One of the unintended consequences of modern production methods is that more and more of us are working remotely on client work. In the past studios and post houses were partly designed around the fact that clients would be sat there in the mix or the edit. In many cases this has gone, especially for those of us running small creative businesses. I want to address this in my suggestions below, not having the client in front of you makes the whole process of making changes to a project less relational and more transactional.
Some Practical Suggestions For Dealing With Client Feedback
There are also some practical considerations I'd like to suggest that can make this whole part of the job easier;
- If you've just pulled 7 straight all-nighters living on Red Bull and you've not seen your family in an effort get the project finished then put a little space between your submission and the feedback. You'll be drained and in no position to either take or respond to even minor client niggles.
- Don't read client feedback before you go to bed, or before a day or weekend off. One of my team emailed me yesterday having been up all night with the client feedback running through his head, the email was sent at around 3am. That's not good for anyone.
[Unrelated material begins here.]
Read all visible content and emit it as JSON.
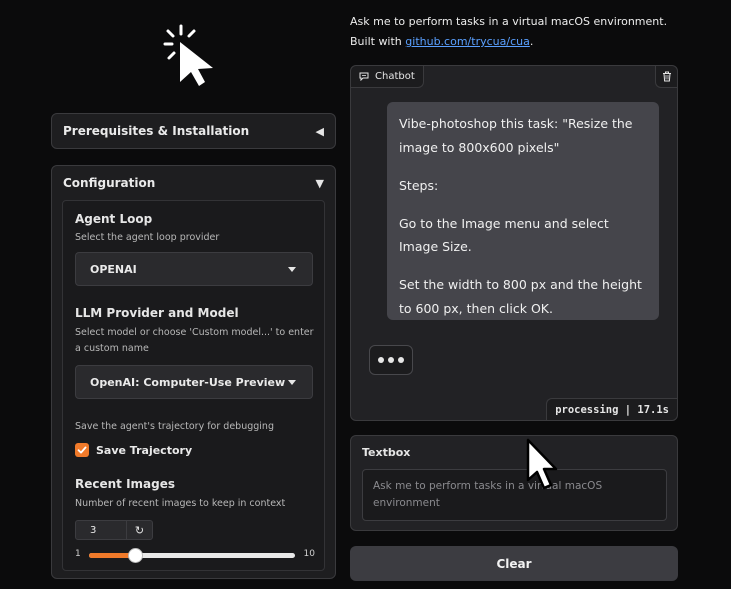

- If you can get a second opinion on the feedback from a colleague or a trusted friend, but not your Mum or partner. They think the sun shines out your ass and will just tell you not to listen to the horrible client while rubbing your hair and offering you an ice cream. I work most of the time on my own, I do have a team, but they are scattered around the globe so on most occasions I'll call up Mike Thornton and ask his opinion. I guess that about 50% of the time he says that the feedback is valid. If not then we talk it through and he helps me to consider how to respond without burning my bridges.
- I'd suggest that the best way to work this stuff out is by phone, often your amends will arrive by email but if there's something contentious, a phone call is always a better way to deal with it. I've come to the conclusion that quite a lot of us come across worse in emails and in written form than when we speak by voice. That may just be the nature of the medium, but I prefer conversations over emails any day. I had a team member once who was really decent in person and on the phone but the moment they took to the written word they came across in an entirely different way. I'm sure all of those who hate my writing would want to marry me if they met me in person... but then again perhaps not.
- Which leads me to my final sanity saver, don't allow this stuff to get personal. Not liking your work and not liking you are not the same thing. We are doing a job, and we need to be able to detach our work from our self-worth. Otherwise, you'll be miserable. That's the one thing I can say does get easier, but only if we manage to firewall our hearts.
No one likes being criticised, but when you make your living from your craft, then you have to accept that it is part of the terrain. As part of my role, I also have to give feedback to those working for me on projects, and I can guarantee that the people I continue to work with are the ones who handle it well. You might be a creative genius but if you are also a pain in the arse then don't expect too much work to come your way, being easy to work with is a strength worth cultivating.
What about you? Do you have any advice for dealing with this stuff? We would love to hear your strategies for making this part of the creative process better.
In the meantime, if you think you are the only one who has to deal with this kind of stuff, then you are not, it's par for the course. Find a way to make it work for you before it breaks you and your business.